#### [WORK ORDER]
A single number is expected: the count of lines in the entries below that contain "Smooth".
..........
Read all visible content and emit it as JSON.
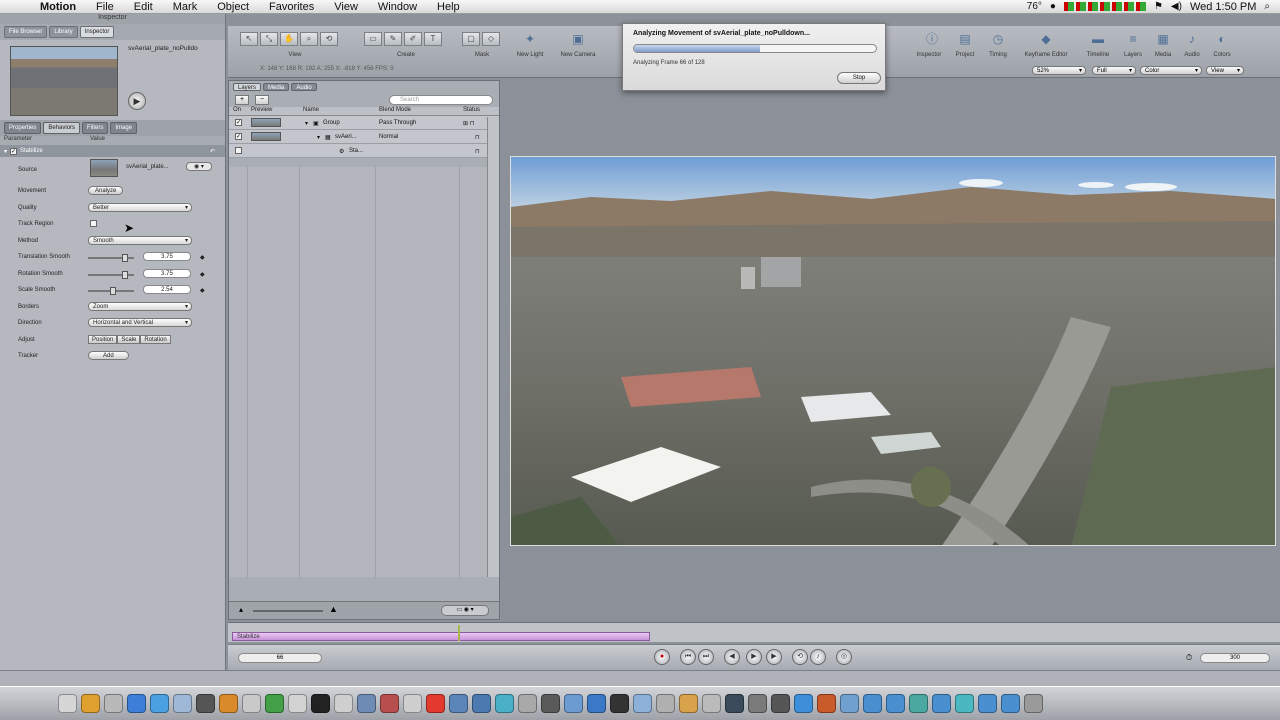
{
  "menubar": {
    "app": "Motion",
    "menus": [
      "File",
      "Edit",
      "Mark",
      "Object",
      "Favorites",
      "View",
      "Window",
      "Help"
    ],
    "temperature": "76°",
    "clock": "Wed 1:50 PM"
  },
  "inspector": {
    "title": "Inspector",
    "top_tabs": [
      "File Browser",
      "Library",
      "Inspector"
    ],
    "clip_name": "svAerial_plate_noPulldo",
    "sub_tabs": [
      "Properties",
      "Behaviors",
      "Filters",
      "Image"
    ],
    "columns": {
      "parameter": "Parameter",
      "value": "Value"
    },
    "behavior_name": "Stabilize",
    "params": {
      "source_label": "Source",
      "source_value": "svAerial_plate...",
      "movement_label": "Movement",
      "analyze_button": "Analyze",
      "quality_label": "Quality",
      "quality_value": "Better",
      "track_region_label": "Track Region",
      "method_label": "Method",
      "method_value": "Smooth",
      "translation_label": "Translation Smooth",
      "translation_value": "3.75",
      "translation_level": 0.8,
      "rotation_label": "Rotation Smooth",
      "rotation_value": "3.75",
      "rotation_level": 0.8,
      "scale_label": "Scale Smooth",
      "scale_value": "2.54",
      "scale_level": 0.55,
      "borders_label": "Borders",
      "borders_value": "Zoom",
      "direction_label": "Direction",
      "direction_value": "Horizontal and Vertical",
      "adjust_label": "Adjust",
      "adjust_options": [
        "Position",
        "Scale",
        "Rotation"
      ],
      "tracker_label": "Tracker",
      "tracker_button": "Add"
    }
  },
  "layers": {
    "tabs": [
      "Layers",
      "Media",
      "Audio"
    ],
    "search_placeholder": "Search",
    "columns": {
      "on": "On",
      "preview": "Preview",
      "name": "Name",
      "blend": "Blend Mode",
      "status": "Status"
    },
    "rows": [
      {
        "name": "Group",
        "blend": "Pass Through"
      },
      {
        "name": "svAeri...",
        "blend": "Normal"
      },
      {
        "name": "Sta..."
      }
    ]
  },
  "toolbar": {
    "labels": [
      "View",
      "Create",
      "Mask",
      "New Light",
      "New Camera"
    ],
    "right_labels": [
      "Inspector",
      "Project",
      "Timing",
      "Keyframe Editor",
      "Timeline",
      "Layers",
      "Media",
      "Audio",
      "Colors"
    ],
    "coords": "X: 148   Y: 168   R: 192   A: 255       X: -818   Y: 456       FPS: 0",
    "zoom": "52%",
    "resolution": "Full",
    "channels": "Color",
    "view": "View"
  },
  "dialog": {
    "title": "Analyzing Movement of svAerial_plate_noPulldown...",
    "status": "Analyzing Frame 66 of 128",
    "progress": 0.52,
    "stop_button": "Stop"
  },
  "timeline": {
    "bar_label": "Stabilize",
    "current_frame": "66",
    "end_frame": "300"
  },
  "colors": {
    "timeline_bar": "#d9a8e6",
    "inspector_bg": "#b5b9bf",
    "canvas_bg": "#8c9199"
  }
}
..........
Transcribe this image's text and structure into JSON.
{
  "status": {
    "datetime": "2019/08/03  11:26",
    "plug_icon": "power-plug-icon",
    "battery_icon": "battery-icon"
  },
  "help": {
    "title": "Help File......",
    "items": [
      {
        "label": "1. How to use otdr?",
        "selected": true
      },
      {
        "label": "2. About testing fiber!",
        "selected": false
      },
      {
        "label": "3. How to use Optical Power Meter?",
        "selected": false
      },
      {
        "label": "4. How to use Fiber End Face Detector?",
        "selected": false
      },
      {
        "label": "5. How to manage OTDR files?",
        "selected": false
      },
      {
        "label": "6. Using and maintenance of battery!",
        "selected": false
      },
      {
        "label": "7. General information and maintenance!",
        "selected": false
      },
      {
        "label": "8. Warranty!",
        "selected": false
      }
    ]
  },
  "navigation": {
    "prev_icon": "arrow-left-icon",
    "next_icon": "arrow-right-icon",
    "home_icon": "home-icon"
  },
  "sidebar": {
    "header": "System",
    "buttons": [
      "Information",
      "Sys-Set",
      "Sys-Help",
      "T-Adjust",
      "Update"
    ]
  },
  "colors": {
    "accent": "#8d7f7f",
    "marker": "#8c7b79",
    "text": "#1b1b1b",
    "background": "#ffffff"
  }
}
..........
#### [EXERCISE ANSWER]
4